The following Commercial practice note provides comprehensive and up to date legal information covering:
This Practice Note considers the terms ‘best endeavours’, ‘all reasonable endeavours’ and ‘reasonable endeavours’ that are frequently used in commercial agreements.
Contracting parties usually have a polarised approach to ‘endeavours’ terms, with one party seeking to impose the most onerous form of the obligation on the other party, and the other party trying to resist it. The final position is usually reached following considerable negotiation and often represents a compromise where one party has argued that it is not reasonable for it to be placed under an absolute obligation.
This Practice Note considers the relevant case law and the meanings that have been given to the terms:
all reasonable endeavours, and
It also provides guidance for commercial lawyers to consider when drafting and negotiating such obligations. See: Drafting endeavours clauses below.
The most onerous obligation which can be imposed in an agreement is an absolute obligation to do something. An example would be ‘the Seller will deliver the goods’, which will be breached if the obligation is not performed regardless of the reason (subject to other terms which may excuse performance, such as force majeure). Similarly, an obligation to ‘procure’ that something is done creates an absolute obligation on a party to make sure that it happens (Nearfield Ltd v Lincoln Nominees Ltd).
However, an absolute obligation may not be
**Trials are provided to all LexisPSL and LexisLibrary content, excluding Practice Compliance, Practice Management and Risk and Compliance, subscription packages are tailored to your specific needs. To discuss trialling these LexisPSL services please email customer service via our online form. Free trials are only available to individuals based in the UK. We may terminate this trial at any time or decide not to give a trial, for any reason. Trial includes one question to LexisAsk during the length of the trial.
To view the latest version of this document and thousands of others like it, sign-in to LexisPSL or register for a free trial.
Existing user? Sign-in
Take a free trial
This Practice Note provides guidance on the interpretation and application of the relevant provisions of the CPR. Depending on the court in which your matter is proceeding, you may also need to be mindful of additional provisions—see further below.You should also consider if the proceedings will be
The principles of the notarial act are that it is:•an act of the notary and not of the parties named in the document•a record of a fact, event or transaction•in the form of a document, notwithstanding the form of the underlying document, fact, event or transactionThe purpose of the notarial act is
Who is a fiduciary?There is no comprehensive list of the relationships which give rise to the existence of fiduciary duties under common law. Some relationships are automatically fiduciary, eg those between trustee and beneficiary, solicitor and client, principal and agent, business partner and

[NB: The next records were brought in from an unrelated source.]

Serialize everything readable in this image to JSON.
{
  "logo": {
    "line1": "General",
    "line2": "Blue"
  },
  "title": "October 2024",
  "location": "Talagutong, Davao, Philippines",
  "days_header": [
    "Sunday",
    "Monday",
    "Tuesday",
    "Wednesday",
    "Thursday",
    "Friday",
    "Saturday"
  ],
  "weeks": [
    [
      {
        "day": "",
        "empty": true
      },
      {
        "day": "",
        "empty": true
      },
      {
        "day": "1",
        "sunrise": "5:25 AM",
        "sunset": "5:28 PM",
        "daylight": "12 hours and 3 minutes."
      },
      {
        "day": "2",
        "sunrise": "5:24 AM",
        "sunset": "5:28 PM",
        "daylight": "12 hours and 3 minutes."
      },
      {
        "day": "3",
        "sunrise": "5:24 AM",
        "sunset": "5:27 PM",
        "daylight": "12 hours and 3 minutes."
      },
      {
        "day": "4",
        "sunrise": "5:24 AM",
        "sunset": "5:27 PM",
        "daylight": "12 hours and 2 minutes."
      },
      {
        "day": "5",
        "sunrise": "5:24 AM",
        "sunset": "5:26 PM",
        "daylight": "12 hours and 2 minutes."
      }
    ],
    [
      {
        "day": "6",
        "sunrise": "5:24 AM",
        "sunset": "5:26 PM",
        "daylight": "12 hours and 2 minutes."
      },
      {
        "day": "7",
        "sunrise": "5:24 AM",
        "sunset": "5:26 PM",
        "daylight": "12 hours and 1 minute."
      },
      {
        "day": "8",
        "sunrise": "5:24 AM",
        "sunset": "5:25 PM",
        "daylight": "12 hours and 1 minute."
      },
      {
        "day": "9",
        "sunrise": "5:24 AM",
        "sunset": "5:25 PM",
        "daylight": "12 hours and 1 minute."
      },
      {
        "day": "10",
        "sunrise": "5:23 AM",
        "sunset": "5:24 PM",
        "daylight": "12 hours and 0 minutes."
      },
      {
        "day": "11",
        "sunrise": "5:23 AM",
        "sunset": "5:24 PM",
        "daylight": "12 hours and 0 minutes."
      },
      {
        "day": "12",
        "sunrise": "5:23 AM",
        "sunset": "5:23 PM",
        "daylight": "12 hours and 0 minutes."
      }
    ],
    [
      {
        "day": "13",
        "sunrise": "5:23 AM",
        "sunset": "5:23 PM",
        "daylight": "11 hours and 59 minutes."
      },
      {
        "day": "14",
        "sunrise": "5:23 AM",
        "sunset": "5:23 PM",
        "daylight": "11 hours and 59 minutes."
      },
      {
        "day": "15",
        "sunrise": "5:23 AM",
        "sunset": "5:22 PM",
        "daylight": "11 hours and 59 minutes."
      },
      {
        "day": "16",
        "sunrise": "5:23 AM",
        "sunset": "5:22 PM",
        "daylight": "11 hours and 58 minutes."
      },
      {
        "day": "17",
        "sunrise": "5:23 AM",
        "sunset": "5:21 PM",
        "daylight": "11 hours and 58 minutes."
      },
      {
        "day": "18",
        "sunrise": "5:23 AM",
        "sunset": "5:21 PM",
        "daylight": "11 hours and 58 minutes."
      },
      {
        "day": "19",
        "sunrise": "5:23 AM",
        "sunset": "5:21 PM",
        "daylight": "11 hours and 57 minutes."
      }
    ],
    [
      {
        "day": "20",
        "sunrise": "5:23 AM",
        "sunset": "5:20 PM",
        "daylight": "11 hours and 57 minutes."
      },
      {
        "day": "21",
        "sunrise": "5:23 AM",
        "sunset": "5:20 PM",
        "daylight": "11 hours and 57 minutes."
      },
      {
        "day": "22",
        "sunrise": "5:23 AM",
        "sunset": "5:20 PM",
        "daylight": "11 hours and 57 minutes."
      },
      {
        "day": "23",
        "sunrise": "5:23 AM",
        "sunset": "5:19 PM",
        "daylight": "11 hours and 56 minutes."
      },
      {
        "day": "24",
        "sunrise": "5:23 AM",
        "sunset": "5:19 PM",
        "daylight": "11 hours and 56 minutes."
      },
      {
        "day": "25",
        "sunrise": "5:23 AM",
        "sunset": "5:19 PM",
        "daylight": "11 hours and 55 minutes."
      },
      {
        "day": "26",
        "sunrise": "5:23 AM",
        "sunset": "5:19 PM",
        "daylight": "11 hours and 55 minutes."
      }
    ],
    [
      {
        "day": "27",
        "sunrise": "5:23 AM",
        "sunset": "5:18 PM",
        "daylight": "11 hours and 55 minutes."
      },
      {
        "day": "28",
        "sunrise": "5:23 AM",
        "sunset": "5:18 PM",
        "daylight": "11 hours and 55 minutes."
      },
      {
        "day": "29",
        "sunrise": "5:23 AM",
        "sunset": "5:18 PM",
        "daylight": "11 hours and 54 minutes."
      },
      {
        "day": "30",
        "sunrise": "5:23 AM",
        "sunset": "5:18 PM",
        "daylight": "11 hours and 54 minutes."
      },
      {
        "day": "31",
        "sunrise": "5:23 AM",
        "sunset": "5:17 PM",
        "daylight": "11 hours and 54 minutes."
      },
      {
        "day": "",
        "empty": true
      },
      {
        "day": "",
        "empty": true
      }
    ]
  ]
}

Company directors are not, by virtue only of their office as director, automatically entitled under company law to remuneration for services as a director or to reimbursement of expenses incurred in rendering such services. Power to pay directors remuneration for their services will need to be
0330 161 1234
To view our latest legal guidance content,sign-in to Lexis®PSL or register for a free trial.